WHAT YOU NEED TO DO:
Return exactly the lines of the entries, from the one with "What's the underlying" to the last.

[Element data from apps and pages]
......

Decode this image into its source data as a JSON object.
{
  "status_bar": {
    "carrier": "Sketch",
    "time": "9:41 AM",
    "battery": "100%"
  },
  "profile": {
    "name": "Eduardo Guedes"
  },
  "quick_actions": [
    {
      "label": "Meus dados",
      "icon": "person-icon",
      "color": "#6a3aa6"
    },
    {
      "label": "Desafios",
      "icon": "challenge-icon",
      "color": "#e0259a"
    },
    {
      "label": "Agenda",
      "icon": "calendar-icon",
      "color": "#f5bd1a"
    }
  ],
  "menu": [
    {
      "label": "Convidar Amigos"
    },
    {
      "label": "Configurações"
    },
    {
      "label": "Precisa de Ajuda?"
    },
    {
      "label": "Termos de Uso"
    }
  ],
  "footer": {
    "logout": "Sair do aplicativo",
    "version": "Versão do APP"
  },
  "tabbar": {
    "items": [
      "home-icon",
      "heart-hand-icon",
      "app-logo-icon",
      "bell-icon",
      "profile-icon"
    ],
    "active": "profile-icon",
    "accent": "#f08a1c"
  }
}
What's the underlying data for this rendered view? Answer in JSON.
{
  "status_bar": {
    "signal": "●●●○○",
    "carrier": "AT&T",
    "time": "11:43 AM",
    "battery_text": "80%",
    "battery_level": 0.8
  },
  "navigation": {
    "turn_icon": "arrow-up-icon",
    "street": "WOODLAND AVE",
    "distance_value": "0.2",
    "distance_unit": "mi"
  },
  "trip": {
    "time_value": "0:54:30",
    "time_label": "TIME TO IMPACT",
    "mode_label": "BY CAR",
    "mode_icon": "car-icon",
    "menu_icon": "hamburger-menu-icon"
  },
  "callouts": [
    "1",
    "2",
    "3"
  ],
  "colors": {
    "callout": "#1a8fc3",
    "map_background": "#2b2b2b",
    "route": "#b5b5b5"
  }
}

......

SOLUTION FOR THIS PROBLEM:
What's the underlying data for this rendered view? Answer in JSON.
{
  "status_bar": {
    "signal": "●●●○○",
    "carrier": "AT&T",
    "time": "11:43 AM",
    "battery_text": "80%",
    "battery_level": 0.8
  },
  "navigation": {
    "turn_icon": "arrow-up-icon",
    "street": "WOODLAND AVE",
    "distance_value": "0.2",
    "distance_unit": "mi"
  },
  "trip": {
    "time_value": "0:54:30",
    "time_label": "TIME TO IMPACT",
    "mode_label": "BY CAR",
    "mode_icon": "car-icon",
    "menu_icon": "hamburger-menu-icon"
  },
  "callouts": [
    "1",
    "2",
    "3"
  ],
  "colors": {
    "callout": "#1a8fc3",
    "map_background": "#2b2b2b",
    "route": "#b5b5b5"
  }
}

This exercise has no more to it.